Exercise input:
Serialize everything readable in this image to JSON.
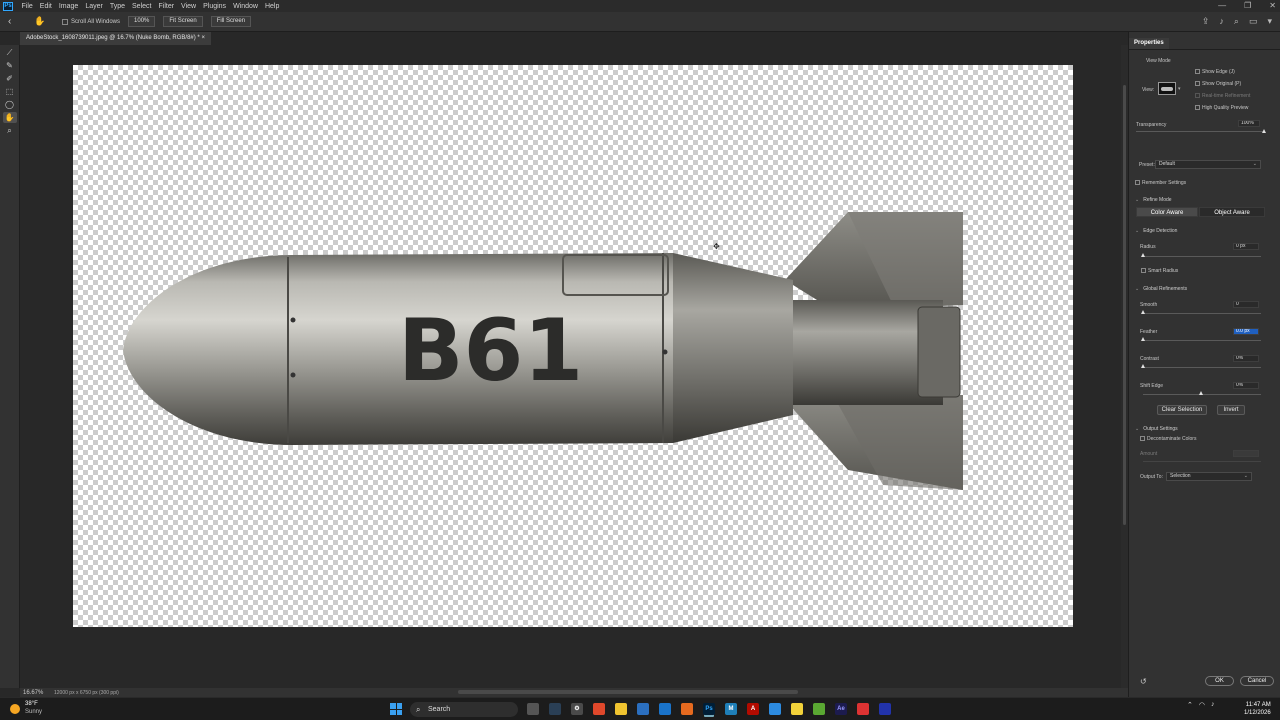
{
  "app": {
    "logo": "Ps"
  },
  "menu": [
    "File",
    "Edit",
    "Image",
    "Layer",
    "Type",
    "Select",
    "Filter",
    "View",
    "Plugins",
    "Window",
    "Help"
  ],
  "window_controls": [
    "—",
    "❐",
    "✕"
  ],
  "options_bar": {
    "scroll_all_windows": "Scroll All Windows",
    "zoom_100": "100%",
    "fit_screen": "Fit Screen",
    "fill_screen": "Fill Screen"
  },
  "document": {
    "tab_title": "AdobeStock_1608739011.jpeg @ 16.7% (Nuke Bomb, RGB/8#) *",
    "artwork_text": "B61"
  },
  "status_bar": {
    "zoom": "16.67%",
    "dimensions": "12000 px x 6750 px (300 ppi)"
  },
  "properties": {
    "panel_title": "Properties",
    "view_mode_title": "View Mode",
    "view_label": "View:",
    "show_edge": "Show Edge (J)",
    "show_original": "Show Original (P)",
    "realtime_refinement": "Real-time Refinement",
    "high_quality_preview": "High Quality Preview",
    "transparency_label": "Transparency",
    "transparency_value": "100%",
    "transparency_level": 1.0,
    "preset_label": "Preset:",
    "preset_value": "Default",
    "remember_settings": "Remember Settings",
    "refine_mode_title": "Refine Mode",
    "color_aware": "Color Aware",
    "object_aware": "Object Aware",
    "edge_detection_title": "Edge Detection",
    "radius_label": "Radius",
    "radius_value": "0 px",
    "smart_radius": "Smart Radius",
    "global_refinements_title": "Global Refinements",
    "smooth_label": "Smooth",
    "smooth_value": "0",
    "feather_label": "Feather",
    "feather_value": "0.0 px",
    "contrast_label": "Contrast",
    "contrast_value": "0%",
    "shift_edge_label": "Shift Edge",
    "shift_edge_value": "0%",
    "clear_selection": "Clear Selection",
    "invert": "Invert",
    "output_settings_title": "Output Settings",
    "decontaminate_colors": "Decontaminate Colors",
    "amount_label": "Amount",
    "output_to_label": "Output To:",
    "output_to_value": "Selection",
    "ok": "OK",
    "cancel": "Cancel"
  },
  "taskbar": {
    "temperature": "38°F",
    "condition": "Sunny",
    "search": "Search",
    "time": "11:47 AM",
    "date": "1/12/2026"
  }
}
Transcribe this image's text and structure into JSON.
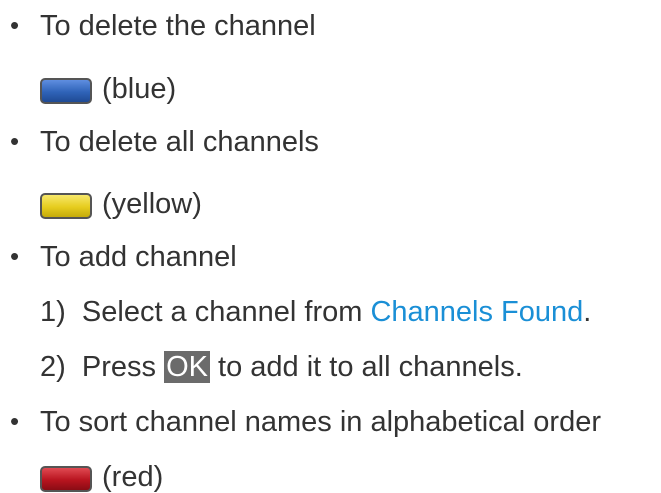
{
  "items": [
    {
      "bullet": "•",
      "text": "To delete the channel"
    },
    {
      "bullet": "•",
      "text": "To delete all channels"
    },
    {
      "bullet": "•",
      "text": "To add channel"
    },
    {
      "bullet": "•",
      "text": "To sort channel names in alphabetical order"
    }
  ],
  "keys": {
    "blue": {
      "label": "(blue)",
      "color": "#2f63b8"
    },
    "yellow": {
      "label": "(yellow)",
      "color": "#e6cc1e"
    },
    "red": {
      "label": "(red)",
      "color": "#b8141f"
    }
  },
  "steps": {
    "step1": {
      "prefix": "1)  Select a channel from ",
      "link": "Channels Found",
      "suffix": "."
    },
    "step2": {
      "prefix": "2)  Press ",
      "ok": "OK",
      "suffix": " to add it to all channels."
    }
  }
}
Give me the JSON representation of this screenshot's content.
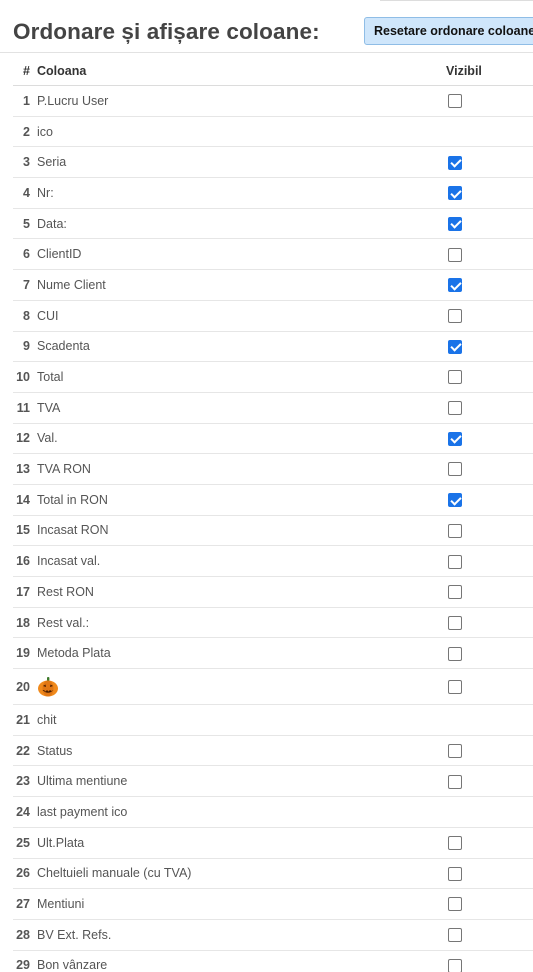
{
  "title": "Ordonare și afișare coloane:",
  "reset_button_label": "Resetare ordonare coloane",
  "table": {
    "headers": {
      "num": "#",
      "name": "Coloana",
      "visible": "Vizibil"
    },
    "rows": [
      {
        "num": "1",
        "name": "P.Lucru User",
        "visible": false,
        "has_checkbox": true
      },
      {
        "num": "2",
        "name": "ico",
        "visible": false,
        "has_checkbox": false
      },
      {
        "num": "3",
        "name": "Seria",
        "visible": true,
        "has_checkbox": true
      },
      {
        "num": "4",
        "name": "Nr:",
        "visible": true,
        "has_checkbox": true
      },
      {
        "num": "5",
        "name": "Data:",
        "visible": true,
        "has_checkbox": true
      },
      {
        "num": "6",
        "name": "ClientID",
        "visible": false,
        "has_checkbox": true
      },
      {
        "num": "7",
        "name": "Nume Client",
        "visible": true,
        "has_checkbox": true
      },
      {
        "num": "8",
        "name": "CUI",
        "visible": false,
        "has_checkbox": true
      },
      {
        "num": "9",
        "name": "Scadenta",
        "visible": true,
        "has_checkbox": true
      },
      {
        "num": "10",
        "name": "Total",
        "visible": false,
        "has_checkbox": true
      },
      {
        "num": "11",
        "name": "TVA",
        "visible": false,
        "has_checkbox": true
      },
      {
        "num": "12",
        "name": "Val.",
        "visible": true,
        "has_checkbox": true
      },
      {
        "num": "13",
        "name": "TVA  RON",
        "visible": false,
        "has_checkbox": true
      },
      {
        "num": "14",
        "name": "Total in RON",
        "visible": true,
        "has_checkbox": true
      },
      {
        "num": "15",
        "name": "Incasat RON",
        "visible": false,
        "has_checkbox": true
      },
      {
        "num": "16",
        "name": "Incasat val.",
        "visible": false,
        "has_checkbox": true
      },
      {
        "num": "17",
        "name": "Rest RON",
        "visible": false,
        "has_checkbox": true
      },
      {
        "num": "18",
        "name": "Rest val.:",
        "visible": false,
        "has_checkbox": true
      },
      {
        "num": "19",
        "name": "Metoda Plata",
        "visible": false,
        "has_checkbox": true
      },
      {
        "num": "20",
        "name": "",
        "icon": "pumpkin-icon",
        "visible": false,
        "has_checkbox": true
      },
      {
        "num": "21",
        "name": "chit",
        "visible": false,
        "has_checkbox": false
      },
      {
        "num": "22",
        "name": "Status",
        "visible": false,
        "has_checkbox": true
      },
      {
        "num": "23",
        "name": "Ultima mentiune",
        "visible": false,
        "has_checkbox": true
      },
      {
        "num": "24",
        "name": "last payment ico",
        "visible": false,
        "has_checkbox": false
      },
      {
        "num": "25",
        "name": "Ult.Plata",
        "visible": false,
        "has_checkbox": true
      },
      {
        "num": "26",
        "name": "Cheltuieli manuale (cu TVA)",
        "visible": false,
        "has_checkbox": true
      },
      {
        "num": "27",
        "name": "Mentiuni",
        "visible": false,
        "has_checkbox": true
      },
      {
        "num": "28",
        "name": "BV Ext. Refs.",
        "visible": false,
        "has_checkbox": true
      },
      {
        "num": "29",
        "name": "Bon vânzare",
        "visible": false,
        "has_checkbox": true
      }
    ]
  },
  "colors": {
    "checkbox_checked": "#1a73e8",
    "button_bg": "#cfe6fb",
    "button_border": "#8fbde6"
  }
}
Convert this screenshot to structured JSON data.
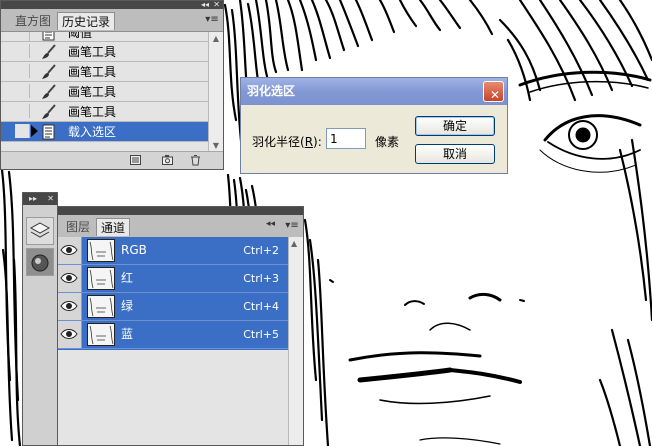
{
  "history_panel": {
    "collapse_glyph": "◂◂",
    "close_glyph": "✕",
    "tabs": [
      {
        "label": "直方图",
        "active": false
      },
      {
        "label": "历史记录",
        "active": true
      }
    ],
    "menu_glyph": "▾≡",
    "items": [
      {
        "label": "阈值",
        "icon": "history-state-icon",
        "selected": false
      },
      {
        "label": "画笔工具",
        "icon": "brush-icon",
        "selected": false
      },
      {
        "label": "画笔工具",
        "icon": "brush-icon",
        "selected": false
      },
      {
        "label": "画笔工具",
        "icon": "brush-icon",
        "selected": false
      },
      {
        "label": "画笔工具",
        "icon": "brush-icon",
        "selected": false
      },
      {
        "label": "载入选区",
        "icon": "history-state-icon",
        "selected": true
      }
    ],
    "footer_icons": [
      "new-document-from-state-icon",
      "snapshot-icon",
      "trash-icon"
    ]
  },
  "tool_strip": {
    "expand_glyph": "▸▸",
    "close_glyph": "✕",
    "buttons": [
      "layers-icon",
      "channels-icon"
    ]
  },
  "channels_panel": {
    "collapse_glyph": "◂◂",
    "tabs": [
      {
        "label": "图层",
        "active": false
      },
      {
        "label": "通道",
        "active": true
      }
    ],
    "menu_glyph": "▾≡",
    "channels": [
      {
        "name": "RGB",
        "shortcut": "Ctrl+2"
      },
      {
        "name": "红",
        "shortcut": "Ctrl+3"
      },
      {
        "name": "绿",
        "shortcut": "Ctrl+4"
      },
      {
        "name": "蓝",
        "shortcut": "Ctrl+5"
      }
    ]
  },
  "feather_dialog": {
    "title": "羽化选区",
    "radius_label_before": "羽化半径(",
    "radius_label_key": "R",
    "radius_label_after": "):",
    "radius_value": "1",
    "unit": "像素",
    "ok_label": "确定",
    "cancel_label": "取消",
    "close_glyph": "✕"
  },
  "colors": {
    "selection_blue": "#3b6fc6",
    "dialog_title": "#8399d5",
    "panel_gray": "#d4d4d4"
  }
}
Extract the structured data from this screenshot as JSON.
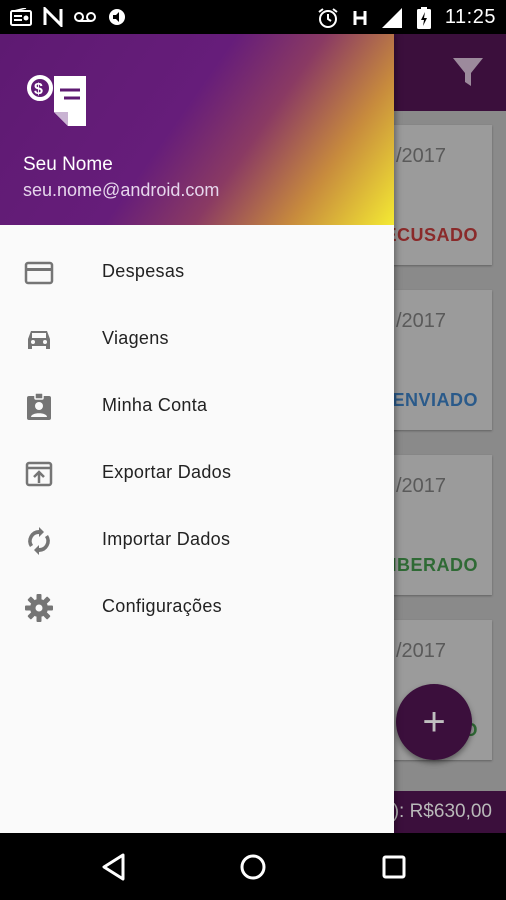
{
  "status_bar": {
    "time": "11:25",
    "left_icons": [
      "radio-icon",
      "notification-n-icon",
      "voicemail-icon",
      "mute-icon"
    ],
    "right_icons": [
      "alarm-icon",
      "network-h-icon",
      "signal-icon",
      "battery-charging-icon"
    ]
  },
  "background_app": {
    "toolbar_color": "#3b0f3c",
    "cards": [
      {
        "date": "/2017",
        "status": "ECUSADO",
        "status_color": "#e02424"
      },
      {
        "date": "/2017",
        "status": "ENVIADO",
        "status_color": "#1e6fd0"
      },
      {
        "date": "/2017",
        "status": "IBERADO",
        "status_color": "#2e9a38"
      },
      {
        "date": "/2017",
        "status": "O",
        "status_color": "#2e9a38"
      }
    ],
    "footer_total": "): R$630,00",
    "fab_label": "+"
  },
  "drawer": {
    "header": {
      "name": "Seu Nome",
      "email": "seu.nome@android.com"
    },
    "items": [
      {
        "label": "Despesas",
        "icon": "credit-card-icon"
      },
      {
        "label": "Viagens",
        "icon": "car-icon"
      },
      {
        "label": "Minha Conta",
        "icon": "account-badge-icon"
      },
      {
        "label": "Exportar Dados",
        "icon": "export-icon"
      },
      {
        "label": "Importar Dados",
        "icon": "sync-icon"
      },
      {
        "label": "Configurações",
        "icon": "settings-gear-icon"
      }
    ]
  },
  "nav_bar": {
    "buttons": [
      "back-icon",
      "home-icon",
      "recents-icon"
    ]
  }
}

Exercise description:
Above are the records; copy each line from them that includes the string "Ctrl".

Solution to this task:
        "shortcut": "Ctrl+2"
        "shortcut": "Ctrl+3"
        "shortcut": "Ctrl+4"
        "shortcut": "Ctrl+5"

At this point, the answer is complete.